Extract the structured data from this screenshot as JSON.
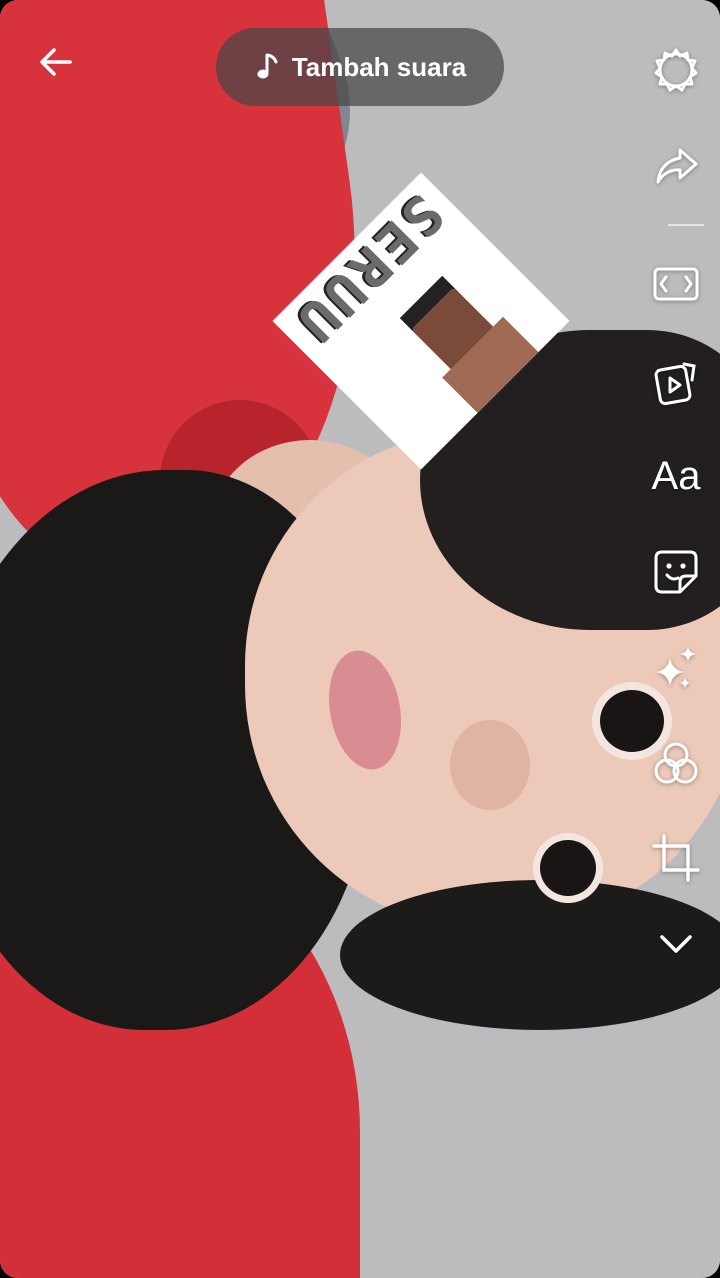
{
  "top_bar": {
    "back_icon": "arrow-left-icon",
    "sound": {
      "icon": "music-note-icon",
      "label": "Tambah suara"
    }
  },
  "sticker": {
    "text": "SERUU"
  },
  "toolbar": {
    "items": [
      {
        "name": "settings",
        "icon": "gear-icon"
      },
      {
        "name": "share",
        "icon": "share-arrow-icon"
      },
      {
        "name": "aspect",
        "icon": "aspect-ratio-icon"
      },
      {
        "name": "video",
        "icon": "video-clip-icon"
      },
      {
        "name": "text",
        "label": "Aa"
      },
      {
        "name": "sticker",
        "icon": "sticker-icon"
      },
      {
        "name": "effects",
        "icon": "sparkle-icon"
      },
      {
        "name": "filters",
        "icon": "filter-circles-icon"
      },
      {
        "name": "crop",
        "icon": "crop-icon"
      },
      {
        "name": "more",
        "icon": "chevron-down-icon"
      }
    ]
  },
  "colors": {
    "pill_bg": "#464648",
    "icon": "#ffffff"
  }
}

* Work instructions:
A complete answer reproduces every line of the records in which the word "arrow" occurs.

* Result of the exercise:
    "back_icon": "arrow-left-icon",
        "icon": "share-arrow-icon"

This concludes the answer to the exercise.